One of the main questions people ask when you go on a year-long cabinet making course is "What do you actually do?". Well, the simplest answer is probably to show the apprentice box.
This box is a culmination of the teaching throughout the year that runs alongside the designing and making of three projects and a bedside cabinet. It incorporates solid wood techniques when building the box and room inside for panels which look at different veneering and edging techniques. The first skill to master was dovetails. There was so much to learn! My first attempts definitely left a lot to be desired. I was being too cautious with the saw and leaving tricky sections to chisel.
It always felt like removing more wood from one side would open up huge gaps on others so the lesson learnt was mark up precisely to start. Almost all the processes you do on the course benefit from precise planning. I believe more so than any other skill. Next step. Repeat this for four sides! It takes a while.

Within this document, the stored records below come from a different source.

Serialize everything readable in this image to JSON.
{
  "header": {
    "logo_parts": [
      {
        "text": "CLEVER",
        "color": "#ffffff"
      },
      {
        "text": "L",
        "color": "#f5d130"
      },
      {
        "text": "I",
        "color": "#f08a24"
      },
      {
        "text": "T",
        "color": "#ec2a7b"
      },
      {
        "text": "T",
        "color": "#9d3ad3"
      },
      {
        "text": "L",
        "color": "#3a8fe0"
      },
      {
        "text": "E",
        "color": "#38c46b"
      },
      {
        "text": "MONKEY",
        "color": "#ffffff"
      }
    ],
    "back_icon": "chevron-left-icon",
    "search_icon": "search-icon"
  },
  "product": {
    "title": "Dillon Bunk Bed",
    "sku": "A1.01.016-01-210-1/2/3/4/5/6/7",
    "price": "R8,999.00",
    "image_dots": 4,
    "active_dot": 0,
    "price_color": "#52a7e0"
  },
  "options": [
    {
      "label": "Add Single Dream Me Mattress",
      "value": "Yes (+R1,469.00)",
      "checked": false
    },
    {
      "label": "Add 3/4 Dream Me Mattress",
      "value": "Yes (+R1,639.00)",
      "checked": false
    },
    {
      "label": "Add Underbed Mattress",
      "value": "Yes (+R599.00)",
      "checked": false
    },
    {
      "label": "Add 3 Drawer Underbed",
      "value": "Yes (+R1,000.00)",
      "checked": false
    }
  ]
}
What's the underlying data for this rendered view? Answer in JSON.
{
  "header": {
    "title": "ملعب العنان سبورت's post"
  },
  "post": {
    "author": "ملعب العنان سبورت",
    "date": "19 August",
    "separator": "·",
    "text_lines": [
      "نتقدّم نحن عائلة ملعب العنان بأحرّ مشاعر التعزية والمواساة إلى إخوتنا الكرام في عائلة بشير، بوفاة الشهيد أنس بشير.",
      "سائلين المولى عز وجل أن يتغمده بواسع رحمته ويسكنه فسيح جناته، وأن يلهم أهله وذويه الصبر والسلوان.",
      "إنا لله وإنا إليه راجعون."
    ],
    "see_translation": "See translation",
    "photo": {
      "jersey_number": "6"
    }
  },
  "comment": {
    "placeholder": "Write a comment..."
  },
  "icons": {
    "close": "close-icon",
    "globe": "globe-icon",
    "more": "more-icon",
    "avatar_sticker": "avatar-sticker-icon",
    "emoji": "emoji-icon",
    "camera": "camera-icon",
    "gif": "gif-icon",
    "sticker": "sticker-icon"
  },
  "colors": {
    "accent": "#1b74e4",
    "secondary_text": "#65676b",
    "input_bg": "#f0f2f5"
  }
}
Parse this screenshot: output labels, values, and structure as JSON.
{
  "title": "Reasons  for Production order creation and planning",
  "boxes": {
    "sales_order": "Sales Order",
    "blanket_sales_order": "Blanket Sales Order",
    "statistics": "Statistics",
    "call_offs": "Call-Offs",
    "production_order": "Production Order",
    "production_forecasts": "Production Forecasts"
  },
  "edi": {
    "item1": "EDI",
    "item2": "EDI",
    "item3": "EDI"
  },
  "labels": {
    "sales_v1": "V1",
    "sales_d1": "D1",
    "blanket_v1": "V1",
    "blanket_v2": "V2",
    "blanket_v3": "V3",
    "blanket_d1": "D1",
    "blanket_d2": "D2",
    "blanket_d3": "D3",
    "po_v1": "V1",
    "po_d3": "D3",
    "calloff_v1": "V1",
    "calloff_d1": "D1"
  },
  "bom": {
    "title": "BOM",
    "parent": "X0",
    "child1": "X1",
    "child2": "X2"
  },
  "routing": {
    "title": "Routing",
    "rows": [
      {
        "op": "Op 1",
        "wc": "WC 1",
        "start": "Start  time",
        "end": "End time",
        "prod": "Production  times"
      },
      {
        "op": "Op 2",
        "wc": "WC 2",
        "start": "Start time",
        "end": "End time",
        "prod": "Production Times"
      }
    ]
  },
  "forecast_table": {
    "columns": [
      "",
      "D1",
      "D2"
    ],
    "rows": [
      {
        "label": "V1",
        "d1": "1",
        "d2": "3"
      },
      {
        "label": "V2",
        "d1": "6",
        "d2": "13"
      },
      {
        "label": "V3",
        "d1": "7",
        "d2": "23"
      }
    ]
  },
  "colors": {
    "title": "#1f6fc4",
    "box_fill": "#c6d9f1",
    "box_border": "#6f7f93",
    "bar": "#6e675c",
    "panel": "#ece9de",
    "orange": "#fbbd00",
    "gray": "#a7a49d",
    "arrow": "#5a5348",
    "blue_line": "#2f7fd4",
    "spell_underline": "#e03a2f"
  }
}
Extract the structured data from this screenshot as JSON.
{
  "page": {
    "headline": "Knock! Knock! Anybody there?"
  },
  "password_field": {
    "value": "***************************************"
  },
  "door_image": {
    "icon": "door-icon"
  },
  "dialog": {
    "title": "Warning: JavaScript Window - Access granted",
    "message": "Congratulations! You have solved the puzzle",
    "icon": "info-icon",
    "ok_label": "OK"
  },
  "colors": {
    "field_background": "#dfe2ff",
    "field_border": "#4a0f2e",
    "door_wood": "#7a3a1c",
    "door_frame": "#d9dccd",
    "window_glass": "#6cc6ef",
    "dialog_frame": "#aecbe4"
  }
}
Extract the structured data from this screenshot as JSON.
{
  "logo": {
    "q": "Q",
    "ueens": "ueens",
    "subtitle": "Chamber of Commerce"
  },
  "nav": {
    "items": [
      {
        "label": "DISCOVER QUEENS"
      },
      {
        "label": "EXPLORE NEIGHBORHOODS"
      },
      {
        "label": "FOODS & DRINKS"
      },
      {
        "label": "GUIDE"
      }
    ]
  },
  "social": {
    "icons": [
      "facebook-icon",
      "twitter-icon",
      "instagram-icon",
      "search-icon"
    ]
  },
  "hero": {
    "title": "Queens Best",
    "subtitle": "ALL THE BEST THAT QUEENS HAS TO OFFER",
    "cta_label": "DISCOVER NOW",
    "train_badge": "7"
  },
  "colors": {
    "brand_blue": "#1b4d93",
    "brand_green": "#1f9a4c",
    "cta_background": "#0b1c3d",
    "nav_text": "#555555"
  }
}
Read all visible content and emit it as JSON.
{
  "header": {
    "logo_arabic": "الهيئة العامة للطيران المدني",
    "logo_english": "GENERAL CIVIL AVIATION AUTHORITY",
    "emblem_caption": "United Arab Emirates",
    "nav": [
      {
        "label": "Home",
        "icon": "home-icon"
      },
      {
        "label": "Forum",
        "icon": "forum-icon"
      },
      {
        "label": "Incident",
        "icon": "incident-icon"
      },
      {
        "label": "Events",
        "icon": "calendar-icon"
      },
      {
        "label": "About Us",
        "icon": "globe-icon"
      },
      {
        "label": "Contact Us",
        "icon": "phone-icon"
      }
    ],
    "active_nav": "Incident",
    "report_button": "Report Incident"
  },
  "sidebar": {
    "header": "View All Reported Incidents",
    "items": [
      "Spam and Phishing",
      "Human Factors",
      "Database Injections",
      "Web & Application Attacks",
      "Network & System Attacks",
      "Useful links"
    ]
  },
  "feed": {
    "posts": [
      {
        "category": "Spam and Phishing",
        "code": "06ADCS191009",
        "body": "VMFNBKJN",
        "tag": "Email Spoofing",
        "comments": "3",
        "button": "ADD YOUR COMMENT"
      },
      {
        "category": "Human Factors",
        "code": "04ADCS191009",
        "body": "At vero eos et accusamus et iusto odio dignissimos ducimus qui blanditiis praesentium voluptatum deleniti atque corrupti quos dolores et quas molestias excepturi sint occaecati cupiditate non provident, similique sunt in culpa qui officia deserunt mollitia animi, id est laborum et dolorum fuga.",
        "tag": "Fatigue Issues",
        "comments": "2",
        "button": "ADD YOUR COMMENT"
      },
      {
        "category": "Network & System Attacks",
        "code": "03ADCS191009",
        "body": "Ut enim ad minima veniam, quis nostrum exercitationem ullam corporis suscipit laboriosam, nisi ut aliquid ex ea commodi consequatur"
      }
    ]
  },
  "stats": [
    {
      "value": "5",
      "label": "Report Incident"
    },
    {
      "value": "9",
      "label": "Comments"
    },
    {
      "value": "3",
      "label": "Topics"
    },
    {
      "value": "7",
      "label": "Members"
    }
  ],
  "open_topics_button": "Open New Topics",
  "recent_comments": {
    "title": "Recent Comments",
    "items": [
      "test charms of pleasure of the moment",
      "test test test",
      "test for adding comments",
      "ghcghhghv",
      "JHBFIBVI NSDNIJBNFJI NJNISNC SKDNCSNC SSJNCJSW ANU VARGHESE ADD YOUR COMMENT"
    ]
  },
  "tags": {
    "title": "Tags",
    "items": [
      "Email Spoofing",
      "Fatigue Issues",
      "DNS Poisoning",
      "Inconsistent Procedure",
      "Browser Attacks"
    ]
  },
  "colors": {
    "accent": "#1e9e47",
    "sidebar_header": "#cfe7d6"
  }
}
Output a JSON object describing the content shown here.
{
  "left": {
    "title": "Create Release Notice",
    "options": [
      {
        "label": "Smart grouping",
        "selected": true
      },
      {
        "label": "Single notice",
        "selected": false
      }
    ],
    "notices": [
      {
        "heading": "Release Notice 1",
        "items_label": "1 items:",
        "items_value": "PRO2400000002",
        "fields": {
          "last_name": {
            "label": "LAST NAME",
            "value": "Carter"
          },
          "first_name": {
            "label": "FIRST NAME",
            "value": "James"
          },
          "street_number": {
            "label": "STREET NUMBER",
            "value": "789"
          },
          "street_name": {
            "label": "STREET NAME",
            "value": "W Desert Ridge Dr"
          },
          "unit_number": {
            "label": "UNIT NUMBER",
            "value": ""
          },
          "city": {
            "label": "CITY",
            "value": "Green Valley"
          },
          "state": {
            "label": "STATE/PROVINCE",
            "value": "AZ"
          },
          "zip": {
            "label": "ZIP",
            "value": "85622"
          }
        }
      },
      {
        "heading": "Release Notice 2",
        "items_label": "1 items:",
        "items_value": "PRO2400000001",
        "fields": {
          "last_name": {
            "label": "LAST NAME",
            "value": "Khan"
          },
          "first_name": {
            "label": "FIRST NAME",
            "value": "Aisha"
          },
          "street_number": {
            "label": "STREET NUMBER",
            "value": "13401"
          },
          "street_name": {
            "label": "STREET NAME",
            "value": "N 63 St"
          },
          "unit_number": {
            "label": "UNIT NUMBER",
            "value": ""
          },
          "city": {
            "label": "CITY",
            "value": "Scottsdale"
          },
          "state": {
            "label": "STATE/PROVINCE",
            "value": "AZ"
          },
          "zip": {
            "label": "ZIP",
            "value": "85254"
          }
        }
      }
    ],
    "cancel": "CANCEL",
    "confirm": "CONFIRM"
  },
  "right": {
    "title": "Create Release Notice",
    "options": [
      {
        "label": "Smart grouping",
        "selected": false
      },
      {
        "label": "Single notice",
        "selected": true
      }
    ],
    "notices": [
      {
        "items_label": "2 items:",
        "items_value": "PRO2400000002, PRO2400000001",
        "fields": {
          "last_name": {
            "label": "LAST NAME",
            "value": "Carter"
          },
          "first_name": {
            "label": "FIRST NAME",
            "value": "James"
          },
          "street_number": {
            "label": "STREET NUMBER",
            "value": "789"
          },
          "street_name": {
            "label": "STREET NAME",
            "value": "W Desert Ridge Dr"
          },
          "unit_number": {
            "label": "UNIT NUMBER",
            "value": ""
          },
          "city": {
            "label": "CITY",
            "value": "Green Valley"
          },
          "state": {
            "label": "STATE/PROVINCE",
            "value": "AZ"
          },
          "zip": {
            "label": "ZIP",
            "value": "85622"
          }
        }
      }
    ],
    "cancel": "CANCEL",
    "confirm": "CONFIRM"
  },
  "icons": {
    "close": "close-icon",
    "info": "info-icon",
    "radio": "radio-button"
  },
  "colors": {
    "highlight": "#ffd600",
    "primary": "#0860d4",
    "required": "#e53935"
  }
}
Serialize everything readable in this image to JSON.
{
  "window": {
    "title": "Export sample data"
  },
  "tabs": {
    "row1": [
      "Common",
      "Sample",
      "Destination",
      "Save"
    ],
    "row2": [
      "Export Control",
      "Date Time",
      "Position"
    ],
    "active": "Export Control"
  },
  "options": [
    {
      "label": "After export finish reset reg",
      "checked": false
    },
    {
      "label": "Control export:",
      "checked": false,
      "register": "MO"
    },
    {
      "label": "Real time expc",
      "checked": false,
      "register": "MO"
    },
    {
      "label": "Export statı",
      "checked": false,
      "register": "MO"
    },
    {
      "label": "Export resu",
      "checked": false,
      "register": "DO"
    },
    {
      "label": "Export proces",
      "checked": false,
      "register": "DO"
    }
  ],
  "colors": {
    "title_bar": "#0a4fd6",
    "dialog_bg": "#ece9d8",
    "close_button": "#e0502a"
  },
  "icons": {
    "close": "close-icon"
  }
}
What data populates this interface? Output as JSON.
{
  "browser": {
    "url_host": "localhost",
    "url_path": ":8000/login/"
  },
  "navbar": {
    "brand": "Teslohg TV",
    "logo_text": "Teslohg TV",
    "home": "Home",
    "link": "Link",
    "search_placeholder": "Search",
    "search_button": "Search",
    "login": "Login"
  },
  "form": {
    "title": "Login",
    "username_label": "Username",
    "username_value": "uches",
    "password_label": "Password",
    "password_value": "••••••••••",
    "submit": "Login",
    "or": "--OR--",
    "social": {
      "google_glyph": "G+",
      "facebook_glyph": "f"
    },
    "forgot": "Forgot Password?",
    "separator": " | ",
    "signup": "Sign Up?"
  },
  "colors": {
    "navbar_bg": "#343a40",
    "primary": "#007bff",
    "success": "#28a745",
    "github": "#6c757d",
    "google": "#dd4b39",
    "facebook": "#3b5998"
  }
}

With the sides built it's time to design the lid. The lid top is possibly more important than the rest of the box because it's actually the thing people first look.
Ironically, I probably didn't give it more than 5 minutes thought but fortunately I'm really pleased with the design and it's actually ended up being the basis for the logo. The triangle, spiral and shells on the inside of the lid all use the golden ratio (it's in nature everywhere) as the dimensions for the image. I've really enjoyed being able to use maths in design work as it's probably an area of strength. Lid designs sorted? Right, time to cut the veneer and boulle work using the fretsaws. The blades on these things are so fine that patience is the main skill required.
We're 3 months in to the journey at this point. It's the 'small' jobs that seem to take up all the time on the course. Removing a scuff or dried glue. Applying a fine layer of shellac. Sanding to a smooth finish. Trying to keep up with the new panel that we should have completed by now! People ask if you'd sell it and part of me jokes 'I'm not sure I'd be happy to let that many mistakes leave the shop!' but also it represents a journey starting from scratch and I don't think I would want to let it go.
Let's assume you've made it this far..... you've made your panels, lid designs, box, rebated the base, cut the lid, felted the inside and dividers. Hinges! I learnt the day after battling with the hinges that Graham (a tutor on the course) recommends allocating a day for hinges. They could take half an hour.....they might not! Mine didn't. The first set of screws had too large a head so wouldn't lie flush. Then two screws snapped inside the lid but perseverance paid off. A day later and it was aligned and attached. It was easy to do one of them!
It looks like a box and works like a box at this point so a quick sand and finish and we're sorted. So why do it? Because a paper CV is a bit boring really....